Horse Racing in Asia

Horse racing in Asia seems to have taken a step back in time if we consider the rich genetic resources of the continent with respect to equine species. Martial races used horses for farming and transport, apart from in war, and new breeds were brought in from exotic parts of the globe at regular intervals. However, it was left to the British to introduce modern horse racing to Asia.

They did this principally in what is now India, and concentrated on providing racecourses, stables, and training infrastructure in the cities of Bombay (now Mumbai), Calcutta (now Kolkata), Poona (now Pune), and Bangalore (which could soon be renamed Bangalooru). The hilly tracts of Ooty (now Ootacamund) were also a site for a racecourse, maybe in deference to the familiar weather!

The renaming of all the places where the British established horse racing is symbolic of the reaction to foreign rule after India became independent. Horse racing also became a victim of fervent nationalism, and the sport spent most of the second half of the 20th century in the doldrums in India. The British had used the sport largely for their own enjoyment, and only a few wealthy members of the local communities were ever able to participate in horse racing events. The lay public was intentionally excluded from enjoying events, and they reacted with anger and neglect when they came to power.

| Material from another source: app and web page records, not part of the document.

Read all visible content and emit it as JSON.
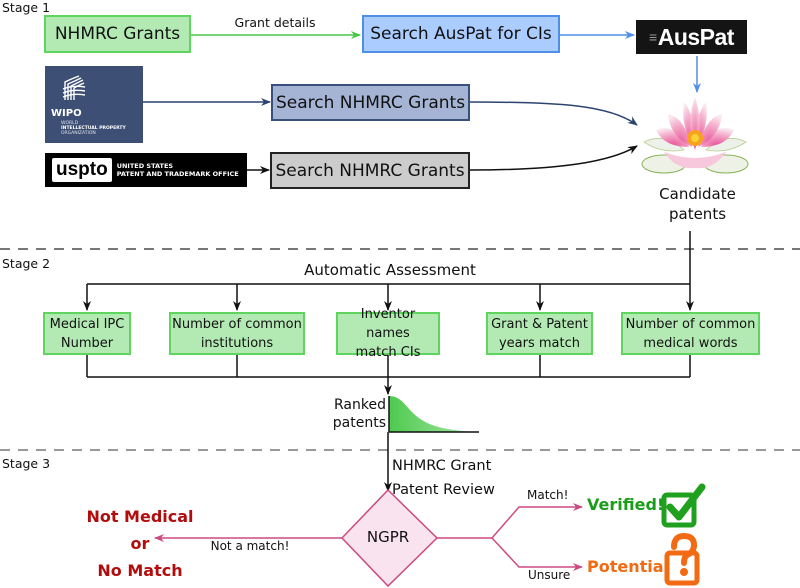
{
  "stages": {
    "stage1": "Stage 1",
    "stage2": "Stage 2",
    "stage3": "Stage 3"
  },
  "stage1": {
    "nhmrc_grants": "NHMRC Grants",
    "grant_details": "Grant details",
    "search_auspat": "Search AusPat for CIs",
    "auspat_logo": "AusPat",
    "wipo_logo": {
      "name": "WIPO",
      "line1": "WORLD",
      "line2": "INTELLECTUAL PROPERTY",
      "line3": "ORGANIZATION"
    },
    "wipo_search": "Search NHMRC Grants",
    "uspto_logo": {
      "name": "uspto",
      "line1": "UNITED STATES",
      "line2": "PATENT AND TRADEMARK OFFICE"
    },
    "uspto_search": "Search NHMRC Grants",
    "candidate_line1": "Candidate",
    "candidate_line2": "patents",
    "flower_icon": "lotus-flower-icon"
  },
  "stage2": {
    "title": "Automatic Assessment",
    "criteria": [
      {
        "line1": "Medical IPC",
        "line2": "Number"
      },
      {
        "line1": "Number of common",
        "line2": "institutions"
      },
      {
        "line1": "Inventor names",
        "line2": "match CIs"
      },
      {
        "line1": "Grant & Patent",
        "line2": "years match"
      },
      {
        "line1": "Number of common",
        "line2": "medical words"
      }
    ],
    "ranked_line1": "Ranked",
    "ranked_line2": "patents"
  },
  "stage3": {
    "review_line1": "NHMRC Grant",
    "review_line2": "Patent Review",
    "decision": "NGPR",
    "not_match_label": "Not a match!",
    "not_medical_line1": "Not Medical",
    "not_medical_line2": "or",
    "not_medical_line3": "No Match",
    "match_label": "Match!",
    "verified": "Verified!",
    "unsure_label": "Unsure",
    "potential": "Potential"
  },
  "colors": {
    "green_box": "#b3eab3",
    "green_border": "#5fd45f",
    "blue_box": "#aaccff",
    "wipo_box": "#a5b4d4",
    "grey_box": "#cccccc",
    "pink_flow": "#cc4a82",
    "verified_green": "#1a9e1a",
    "potential_orange": "#f26a12",
    "not_medical_red": "#b30c0c"
  }
}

Illegal betting rings throng Indian horse racing centers. The stewardship is of questionable standards, and the purses are miniscule in dollar terms. Stables are archaic, and the tracks and grounds of racecourses suffer from low investment and decay. It is nearly impossible to negotiate the bureaucratic procedures to bring in thoroughbreds from other countries, and top jockeys rarely visit the country. Hong Kong and Singapore are now way ahead of Indian horse racing.

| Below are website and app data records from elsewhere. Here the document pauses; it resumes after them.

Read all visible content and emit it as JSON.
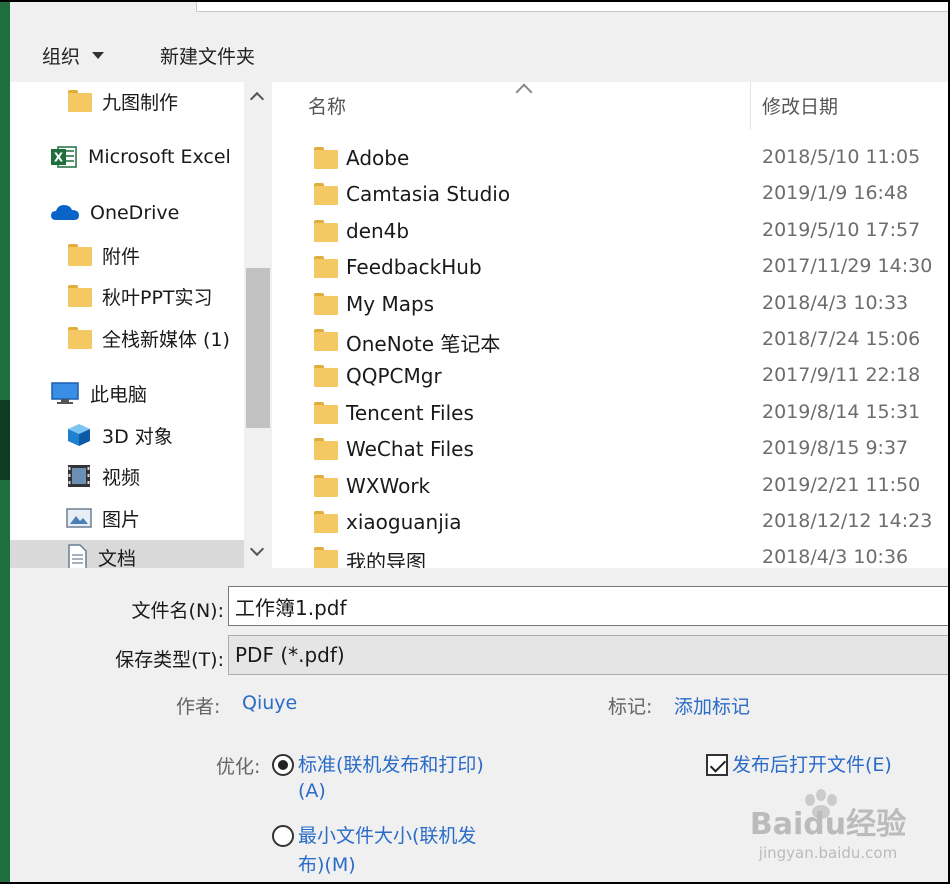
{
  "toolbar": {
    "organize_label": "组织",
    "new_folder_label": "新建文件夹"
  },
  "nav": {
    "items": [
      {
        "label": "九图制作",
        "icon": "folder-icon"
      },
      {
        "label": "Microsoft Excel",
        "icon": "excel-icon"
      },
      {
        "label": "OneDrive",
        "icon": "onedrive-cloud-icon"
      },
      {
        "label": "附件",
        "icon": "folder-icon"
      },
      {
        "label": "秋叶PPT实习",
        "icon": "folder-icon"
      },
      {
        "label": "全栈新媒体 (1)",
        "icon": "folder-icon"
      },
      {
        "label": "此电脑",
        "icon": "computer-icon"
      },
      {
        "label": "3D 对象",
        "icon": "3d-objects-icon"
      },
      {
        "label": "视频",
        "icon": "video-icon"
      },
      {
        "label": "图片",
        "icon": "pictures-icon"
      },
      {
        "label": "文档",
        "icon": "documents-icon"
      }
    ]
  },
  "list": {
    "col_name": "名称",
    "col_date": "修改日期",
    "rows": [
      {
        "name": "Adobe",
        "date": "2018/5/10 11:05"
      },
      {
        "name": "Camtasia Studio",
        "date": "2019/1/9 16:48"
      },
      {
        "name": "den4b",
        "date": "2019/5/10 17:57"
      },
      {
        "name": "FeedbackHub",
        "date": "2017/11/29 14:30"
      },
      {
        "name": "My Maps",
        "date": "2018/4/3 10:33"
      },
      {
        "name": "OneNote 笔记本",
        "date": "2018/7/24 15:06"
      },
      {
        "name": "QQPCMgr",
        "date": "2017/9/11 22:18"
      },
      {
        "name": "Tencent Files",
        "date": "2019/8/14 15:31"
      },
      {
        "name": "WeChat Files",
        "date": "2019/8/15 9:37"
      },
      {
        "name": "WXWork",
        "date": "2019/2/21 11:50"
      },
      {
        "name": "xiaoguanjia",
        "date": "2018/12/12 14:23"
      },
      {
        "name": "我的导图",
        "date": "2018/4/3 10:36"
      }
    ]
  },
  "save": {
    "filename_label": "文件名(N):",
    "filename_value": "工作簿1.pdf",
    "type_label": "保存类型(T):",
    "type_value": "PDF (*.pdf)",
    "author_label": "作者:",
    "author_value": "Qiuye",
    "tags_label": "标记:",
    "tags_value": "添加标记",
    "optimize_label": "优化:",
    "opt_standard_line1": "标准(联机发布和打印)",
    "opt_standard_line2": "(A)",
    "opt_min_line1": "最小文件大小(联机发",
    "opt_min_line2": "布)(M)",
    "open_after_label": "发布后打开文件(E)"
  },
  "watermark": {
    "brand": "Baidu经验",
    "url": "jingyan.baidu.com"
  },
  "colors": {
    "link": "#2a6cc8",
    "folder": "#f4c964",
    "excel_green": "#1e6e3e",
    "onedrive_blue": "#0a64c8"
  }
}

This could change soon. Just as India and China now rule the world in new economic growth, the same transformation is possible in horse racing as well. Indian politicians have manifested a great deal of interest in bringing Formula 1 events to the country, and it only remains to enthuse them in the profits and pleasures of horse racing!

back to International